"Egypt Today," a variety of exhibitions and events focused on the culture of Egypt, opens today in Washington with shows at six Smithsonian museums, the Phillips Collection, the Textile Museum, the National Academy of Sciences and other local cultural centers.
Jihan Sadat, wife of Egyptian President Anwar Saday, will make a keynote address at an opening ceremony -- by invitation only -- this evening at the auditorium of the National Academy of Sciences.
"Egypt Today" is sponsored by the Smithsonian's Resident Associate Program, the Middle East Institute and Meridian House International.

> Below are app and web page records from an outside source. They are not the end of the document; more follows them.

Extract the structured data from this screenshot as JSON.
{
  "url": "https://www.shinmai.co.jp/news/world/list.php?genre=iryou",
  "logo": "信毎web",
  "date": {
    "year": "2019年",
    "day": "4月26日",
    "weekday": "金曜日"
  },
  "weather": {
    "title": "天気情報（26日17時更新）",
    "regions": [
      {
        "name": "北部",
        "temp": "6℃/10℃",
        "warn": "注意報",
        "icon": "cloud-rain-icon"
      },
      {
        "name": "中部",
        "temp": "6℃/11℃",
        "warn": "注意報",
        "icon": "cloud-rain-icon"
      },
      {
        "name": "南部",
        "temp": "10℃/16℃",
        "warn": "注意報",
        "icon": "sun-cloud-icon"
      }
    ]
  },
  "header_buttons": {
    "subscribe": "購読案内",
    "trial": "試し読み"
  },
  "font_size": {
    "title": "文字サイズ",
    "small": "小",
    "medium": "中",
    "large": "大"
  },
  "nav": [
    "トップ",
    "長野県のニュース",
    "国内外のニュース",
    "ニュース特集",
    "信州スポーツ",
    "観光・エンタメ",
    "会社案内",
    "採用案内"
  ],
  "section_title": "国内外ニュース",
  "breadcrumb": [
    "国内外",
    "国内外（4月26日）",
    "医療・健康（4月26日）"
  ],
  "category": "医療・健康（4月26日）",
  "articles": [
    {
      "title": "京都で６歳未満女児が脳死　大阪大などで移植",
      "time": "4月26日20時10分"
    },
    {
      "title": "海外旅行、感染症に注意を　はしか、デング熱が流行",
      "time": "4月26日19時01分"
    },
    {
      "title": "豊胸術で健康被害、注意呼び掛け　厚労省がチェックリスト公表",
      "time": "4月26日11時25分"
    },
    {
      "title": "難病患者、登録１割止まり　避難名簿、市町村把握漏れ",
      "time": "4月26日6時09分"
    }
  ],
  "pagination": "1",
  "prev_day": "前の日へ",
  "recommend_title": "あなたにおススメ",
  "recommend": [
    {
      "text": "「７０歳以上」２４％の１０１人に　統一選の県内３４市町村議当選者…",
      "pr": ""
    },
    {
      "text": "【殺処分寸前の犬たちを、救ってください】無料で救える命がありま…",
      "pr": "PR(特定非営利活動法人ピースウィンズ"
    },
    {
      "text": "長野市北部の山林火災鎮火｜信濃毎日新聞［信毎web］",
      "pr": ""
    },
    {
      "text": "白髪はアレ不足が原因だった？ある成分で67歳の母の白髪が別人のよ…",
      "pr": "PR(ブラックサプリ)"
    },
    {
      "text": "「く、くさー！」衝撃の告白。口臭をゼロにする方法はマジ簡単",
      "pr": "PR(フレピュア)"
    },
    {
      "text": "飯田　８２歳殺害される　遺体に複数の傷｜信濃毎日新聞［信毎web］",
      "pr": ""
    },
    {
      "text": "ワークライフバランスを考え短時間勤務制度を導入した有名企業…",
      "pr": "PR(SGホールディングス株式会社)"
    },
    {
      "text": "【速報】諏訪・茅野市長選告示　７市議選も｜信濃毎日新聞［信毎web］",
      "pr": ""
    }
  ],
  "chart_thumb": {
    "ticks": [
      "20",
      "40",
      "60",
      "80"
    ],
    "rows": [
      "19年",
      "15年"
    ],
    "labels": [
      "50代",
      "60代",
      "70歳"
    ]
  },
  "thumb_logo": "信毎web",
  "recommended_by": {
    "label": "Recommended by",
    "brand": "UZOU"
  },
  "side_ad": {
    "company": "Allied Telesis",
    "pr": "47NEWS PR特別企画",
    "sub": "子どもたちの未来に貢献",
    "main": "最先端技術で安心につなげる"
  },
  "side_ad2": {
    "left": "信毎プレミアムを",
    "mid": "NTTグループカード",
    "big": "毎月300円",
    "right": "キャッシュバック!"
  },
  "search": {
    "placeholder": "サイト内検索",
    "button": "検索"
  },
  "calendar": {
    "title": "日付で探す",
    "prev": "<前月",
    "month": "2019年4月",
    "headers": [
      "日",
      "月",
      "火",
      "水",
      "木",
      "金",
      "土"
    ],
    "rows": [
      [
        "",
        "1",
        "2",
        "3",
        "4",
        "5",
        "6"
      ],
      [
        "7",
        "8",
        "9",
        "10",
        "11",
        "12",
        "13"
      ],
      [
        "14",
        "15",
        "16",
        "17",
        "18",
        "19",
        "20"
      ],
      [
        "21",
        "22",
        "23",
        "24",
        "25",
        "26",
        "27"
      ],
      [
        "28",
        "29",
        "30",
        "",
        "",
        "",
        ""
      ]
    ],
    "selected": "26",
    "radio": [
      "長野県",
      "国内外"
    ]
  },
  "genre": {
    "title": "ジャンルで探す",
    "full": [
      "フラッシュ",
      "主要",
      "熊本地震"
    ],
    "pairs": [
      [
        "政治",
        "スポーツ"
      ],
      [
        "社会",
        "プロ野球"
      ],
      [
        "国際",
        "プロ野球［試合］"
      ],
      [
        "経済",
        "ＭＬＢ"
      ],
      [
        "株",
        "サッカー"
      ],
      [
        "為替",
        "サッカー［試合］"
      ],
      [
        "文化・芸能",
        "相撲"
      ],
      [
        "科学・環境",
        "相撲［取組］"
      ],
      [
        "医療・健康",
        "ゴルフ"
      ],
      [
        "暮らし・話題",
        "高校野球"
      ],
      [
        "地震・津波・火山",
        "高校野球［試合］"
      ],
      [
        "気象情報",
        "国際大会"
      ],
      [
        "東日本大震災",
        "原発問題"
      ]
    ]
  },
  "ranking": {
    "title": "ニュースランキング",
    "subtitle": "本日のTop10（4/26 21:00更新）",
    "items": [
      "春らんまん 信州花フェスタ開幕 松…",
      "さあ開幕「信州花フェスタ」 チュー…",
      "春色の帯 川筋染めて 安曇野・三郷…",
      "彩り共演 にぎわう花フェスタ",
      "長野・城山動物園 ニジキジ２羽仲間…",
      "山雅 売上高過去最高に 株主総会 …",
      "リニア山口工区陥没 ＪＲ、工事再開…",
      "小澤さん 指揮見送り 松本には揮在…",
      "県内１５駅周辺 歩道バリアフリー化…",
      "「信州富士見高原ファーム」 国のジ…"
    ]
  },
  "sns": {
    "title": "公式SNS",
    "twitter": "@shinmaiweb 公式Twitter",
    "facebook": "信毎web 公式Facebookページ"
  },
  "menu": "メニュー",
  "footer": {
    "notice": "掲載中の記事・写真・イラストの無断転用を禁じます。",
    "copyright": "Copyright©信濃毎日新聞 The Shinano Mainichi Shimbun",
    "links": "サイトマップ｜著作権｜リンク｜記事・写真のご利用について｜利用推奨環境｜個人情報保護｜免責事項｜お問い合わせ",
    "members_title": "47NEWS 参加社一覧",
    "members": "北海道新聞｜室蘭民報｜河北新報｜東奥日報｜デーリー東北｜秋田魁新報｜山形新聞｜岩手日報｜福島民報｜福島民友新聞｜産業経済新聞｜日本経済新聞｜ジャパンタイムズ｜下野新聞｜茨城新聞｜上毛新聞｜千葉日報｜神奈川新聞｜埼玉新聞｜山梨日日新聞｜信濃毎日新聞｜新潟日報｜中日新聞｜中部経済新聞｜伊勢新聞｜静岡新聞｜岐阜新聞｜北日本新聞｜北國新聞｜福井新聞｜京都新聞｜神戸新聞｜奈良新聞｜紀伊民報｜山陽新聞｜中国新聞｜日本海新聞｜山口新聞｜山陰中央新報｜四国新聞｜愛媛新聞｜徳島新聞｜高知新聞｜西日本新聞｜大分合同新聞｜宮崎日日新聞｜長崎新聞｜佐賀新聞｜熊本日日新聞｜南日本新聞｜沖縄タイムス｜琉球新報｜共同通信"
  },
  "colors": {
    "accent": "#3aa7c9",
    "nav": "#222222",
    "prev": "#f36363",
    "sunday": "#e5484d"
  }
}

If is funded by the National Endowment for the Arts (which contributed $50,000), the National Endowment for the Humanities (which contributed $115,000), the International Communication Agency (just under $100,000 of grants in kind), a variety of corporations including Amoco International Oil Co. (which contributed the top corporate amount of $100,000) and the Egyptian government.
When the events of "Egypt Today" were announced a month ago at the Egyptian Embassy, Egyptian Ambassador Ashraf Ghorbal said of his country's involvement in the program, "We have taken care of a lot of expenses, bringing artifacts here, bringing people here. I'm not going to reduce it to figures. We are grateful to the U.S. and we are happy to contribute as much as possible."
March 16-April 26, in the Commons Lounge of the Smithsonian Institution's Castle building: "Arts of Ancient Egypt: Treasurers on Another Scale," an exhibit of stone sculptures, bronzes, a serpentine sphinx and other objects from the Egyptian Museum in Cairo.
March 16-April 26, at the Hirshhorn: exhibition of sculpture by Mahmoud Moukhtar (1891-1934).
March 16-April 26, at the Renwick Gallery: "Egypt Today: Embroidered Pictures from Akhmim" -- 24 contemporary embroidered works by young craftsmen from Akhmim in Upper Egypt.
March 16-April 30, Museum of African Art: "Traditional Costume and Jewelry of Egypt."
Several other events also are scheduled.
March 18: "Evening of Egyptian Documentaries" at the Middle East Institute, 7:30 p.m.
March 23: "Alexandria . . . Why?" at the American Film Institute Theater (Kennedy Center), 6:30 p.m.
March 25-April 29, on Wednesdays, a variety of films at the Carmichael Auditorium of the National Museum of American History.
In addition, there will be a radio show on March 18 on WGMS-FM (103.5) at 8:05., "World of Music: Egypt." There will also be lectures, seminars, adult courses and workshops, programs for young people and, on March 31, a dialogue between Egyptian and American students.